- 2 hr 10 min
In Anonymous, director Roland Emmerich presents his interpretation of the traditional Shakespeare authorship question - that is, whether the plays attributed to William Shakespeare were actually written by someone else. The film stars Rhys Ifans as Edward de Vere, the Earl of Oxford, who is presented as the true author of the plays. Vanessa Redgrave plays an older Queen Elizabeth I, who is depicted as the Earl's secret lover and the inspiration for many of his famous characters.
The film is primarily set in Elizabethan England, focusing on the political turmoil of the time and the power struggles between the royal court and the aristocracy. Edward de Vere is a prominent member of the court, but finds himself at odds with the powerful and ambitious Robert Cecil (David Thewlis), who aims to manipulate the succession of the throne after Queen Elizabeth's death. As he struggles to protect those he loves and maintain his artistic integrity in the face of political pressure, de Vere turns to writing as a means of expressing himself and making his voice heard.
Emmerich uses a nonlinear narrative structure to convey de Vere's story, jumping back and forth in time and between different characters. The film also features segments set in modern times, in which an elderly Oxford professor (Derek Jacobi) delivers a lecture on the authorship question to a group of students. These scenes serve as a framing device for the larger story, and allow Emmerich to draw parallels between the political climate of Elizabethan England and contemporary society.
While the idea of Shakespeare not actually writing his plays has been explored in various forms over the years, Anonymous takes a particularly radical approach. Emmerich uses the film to posit a grand conspiracy involving the likes of Ben Jonson, the Earl of Southampton, and even Christopher Marlowe - all of whom are presented as co-conspirators in the grand ruse. The film also suggests that the true authorship of the plays was covered up for centuries, with Shakespeare being credited only due to his convenient status as an uneducated provincial.
Despite its somewhat controversial subject matter, Anonymous is a visually stunning film. Emmerich and his team spare no expense in recreating the Elizabethan setting, and the film boasts lush costumes, expansive sets, and impressive battle scenes. The writing is also sharp, particularly in scenes between de Vere and Queen Elizabeth I, in which the two share a surprisingly intimate connection. Ifans delivers a standout performance as de Vere, capturing both the character's vulnerability and his fiery passion.
That said, the film's nonlinear structure can be confusing at times, especially to those not already familiar with the intricacies of Shakespeare scholarship. Additionally, the plot occasionally veers into melodrama, with some characters coming across as caricatures rather than fully fleshed-out individuals.
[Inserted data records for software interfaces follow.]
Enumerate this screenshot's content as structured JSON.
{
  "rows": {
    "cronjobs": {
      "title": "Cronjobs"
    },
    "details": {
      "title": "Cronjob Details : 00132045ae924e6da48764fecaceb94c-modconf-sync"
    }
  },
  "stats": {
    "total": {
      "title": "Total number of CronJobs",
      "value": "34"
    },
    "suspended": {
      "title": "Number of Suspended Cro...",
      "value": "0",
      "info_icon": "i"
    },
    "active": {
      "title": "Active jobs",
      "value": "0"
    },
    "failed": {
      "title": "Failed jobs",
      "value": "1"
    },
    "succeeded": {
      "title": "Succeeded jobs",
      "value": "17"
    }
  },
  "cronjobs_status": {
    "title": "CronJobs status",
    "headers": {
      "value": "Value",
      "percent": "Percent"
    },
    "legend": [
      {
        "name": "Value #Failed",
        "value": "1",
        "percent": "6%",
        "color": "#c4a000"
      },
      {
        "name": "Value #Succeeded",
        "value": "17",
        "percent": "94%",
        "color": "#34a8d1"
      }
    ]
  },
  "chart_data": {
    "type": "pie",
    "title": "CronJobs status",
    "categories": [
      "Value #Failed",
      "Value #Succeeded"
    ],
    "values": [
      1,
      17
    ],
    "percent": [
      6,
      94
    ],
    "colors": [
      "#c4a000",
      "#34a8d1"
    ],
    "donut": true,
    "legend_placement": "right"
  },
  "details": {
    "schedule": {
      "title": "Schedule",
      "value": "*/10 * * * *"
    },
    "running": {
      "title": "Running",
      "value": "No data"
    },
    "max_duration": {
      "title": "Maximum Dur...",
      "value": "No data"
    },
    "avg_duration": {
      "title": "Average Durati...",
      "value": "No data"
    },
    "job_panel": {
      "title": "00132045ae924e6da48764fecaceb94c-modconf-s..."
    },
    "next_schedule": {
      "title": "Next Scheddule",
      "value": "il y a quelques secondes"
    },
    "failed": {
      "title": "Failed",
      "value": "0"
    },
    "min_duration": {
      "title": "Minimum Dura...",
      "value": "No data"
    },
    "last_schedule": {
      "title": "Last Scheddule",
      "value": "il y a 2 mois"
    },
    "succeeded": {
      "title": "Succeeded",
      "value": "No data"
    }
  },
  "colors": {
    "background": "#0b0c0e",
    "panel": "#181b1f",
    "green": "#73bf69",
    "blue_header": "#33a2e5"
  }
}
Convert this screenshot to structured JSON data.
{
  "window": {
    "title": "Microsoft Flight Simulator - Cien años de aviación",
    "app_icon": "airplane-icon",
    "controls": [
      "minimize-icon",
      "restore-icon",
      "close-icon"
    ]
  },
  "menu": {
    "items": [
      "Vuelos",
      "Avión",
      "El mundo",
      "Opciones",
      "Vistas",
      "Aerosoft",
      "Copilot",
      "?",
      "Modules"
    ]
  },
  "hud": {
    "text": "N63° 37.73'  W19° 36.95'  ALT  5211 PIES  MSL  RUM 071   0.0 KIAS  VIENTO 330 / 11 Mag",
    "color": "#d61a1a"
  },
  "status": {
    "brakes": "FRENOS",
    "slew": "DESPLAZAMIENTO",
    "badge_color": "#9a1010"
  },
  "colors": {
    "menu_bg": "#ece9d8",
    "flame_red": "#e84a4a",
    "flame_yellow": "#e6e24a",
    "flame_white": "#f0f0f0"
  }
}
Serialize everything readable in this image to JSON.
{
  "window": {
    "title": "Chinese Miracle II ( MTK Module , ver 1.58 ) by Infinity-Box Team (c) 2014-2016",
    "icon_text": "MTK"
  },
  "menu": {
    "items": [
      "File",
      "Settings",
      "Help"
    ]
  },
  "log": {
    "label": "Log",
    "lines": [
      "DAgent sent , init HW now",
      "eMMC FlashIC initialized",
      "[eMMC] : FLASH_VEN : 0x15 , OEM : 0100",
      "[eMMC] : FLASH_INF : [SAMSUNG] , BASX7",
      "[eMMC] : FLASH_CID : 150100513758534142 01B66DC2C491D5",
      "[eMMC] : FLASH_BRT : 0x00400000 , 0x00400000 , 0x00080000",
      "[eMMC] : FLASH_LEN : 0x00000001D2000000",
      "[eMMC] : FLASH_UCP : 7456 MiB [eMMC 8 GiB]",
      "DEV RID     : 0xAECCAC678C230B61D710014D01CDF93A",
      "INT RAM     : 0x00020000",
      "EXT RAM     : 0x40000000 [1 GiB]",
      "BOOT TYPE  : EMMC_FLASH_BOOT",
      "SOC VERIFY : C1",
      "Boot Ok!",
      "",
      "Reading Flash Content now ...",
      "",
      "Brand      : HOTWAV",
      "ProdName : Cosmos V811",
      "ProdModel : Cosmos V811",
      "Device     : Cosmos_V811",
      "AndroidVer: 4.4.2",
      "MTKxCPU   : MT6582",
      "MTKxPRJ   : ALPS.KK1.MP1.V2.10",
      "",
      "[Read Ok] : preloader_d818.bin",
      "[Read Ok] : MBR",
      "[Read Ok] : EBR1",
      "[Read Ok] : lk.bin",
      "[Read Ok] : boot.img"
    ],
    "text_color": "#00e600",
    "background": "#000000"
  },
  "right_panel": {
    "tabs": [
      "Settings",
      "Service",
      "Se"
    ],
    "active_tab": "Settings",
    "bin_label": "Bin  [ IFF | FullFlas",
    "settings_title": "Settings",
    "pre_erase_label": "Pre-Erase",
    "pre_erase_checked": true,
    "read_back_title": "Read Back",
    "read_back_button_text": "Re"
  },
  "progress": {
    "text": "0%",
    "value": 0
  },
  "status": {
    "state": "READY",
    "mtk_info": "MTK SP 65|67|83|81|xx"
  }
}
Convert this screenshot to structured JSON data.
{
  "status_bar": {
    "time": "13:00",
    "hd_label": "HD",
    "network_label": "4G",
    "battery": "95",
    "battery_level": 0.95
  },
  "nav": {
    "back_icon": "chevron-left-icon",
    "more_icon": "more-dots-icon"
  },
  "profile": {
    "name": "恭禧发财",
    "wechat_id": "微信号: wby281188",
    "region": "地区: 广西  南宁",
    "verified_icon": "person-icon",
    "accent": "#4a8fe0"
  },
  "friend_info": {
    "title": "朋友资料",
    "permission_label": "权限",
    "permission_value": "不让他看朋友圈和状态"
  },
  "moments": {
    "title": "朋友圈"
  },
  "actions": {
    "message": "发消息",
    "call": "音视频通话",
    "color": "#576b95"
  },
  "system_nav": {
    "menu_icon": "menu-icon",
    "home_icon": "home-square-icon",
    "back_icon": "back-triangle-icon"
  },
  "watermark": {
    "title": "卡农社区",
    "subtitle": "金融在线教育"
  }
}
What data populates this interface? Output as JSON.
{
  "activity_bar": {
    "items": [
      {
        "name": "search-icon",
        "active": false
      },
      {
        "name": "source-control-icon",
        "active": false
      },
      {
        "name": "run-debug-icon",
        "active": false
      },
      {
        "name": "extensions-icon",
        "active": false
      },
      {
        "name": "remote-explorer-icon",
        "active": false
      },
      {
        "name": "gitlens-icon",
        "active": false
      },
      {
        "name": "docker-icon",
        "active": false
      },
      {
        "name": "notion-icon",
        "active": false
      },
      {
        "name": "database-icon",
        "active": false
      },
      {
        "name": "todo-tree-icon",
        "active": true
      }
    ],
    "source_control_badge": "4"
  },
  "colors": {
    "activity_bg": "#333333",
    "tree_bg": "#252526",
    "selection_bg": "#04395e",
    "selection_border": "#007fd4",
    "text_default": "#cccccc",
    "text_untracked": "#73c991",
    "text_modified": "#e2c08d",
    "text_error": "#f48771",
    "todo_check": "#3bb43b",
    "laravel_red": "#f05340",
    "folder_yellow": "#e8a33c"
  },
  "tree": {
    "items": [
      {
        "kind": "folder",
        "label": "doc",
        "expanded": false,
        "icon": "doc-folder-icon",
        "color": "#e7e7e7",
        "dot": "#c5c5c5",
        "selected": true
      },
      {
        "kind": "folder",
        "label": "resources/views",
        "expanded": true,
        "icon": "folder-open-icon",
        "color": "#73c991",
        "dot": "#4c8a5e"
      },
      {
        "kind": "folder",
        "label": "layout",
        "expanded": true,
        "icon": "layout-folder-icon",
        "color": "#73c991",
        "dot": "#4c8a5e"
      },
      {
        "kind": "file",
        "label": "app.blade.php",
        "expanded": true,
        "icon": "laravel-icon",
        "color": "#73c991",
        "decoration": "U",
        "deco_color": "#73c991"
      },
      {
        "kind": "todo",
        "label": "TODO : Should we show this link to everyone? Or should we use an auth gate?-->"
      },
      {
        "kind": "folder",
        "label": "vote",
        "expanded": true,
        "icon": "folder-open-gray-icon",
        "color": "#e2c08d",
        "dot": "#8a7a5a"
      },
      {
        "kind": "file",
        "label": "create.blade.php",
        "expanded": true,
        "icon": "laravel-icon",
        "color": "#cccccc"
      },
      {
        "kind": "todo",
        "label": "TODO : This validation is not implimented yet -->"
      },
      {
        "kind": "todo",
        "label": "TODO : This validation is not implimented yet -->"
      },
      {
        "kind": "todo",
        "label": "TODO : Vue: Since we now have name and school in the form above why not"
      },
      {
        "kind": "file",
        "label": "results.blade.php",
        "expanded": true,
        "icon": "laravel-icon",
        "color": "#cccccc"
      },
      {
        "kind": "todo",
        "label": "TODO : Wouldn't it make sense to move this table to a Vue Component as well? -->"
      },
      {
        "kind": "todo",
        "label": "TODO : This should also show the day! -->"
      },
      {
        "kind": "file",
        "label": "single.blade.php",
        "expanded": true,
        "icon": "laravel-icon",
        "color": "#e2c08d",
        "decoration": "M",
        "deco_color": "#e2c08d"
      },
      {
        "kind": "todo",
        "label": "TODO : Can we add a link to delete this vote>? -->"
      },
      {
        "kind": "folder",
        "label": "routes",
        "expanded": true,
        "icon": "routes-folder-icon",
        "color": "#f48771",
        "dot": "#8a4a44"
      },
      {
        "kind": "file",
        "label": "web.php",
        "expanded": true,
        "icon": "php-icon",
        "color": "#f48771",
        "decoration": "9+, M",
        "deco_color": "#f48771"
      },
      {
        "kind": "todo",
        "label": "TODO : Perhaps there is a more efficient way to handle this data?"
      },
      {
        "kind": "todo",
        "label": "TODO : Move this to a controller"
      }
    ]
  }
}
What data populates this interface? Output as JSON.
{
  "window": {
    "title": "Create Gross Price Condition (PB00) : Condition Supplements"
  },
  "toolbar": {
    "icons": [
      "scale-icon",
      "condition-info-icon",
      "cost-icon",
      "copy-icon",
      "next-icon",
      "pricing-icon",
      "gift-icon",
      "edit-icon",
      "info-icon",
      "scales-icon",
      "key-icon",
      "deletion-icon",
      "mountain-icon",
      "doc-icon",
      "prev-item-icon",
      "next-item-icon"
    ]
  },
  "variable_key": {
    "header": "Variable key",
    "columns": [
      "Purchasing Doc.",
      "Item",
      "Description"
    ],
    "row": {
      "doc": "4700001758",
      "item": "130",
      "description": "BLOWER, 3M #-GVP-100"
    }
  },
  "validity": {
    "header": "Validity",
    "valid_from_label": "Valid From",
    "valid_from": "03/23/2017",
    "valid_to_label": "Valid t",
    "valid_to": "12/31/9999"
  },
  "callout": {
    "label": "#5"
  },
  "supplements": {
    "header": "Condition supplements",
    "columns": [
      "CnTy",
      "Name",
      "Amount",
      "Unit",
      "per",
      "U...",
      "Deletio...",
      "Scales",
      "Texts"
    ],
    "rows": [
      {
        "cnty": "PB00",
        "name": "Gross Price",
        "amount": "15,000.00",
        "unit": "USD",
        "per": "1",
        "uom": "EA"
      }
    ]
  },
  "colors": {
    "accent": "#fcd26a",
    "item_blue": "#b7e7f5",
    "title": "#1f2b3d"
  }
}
Emmerich's decision to use modern music in several scenes, while visually striking, can also be jarring and take viewers out of the immersive Elizabethan world.
Despite these flaws, Anonymous remains a compelling exploration of one of the literary world's greatest mysteries. The film's bold reimagining of Shakespeare and his works is sure to spark debate among scholars and casual fans alike, while Emmerich's visual flair makes for an entertaining cinematic experience. Ultimately, whether or not one subscribes to the conspiracy theory at the heart of the film, Anonymous offers an intriguing glimpse into the politics and culture of Elizabethan England.
Anonymous is a 2011 drama with a runtime of 2 hours and 10 minutes. It has received mostly poor reviews from critics and viewers, who have given it an IMDb score of 6.8 and a MetaScore of 50.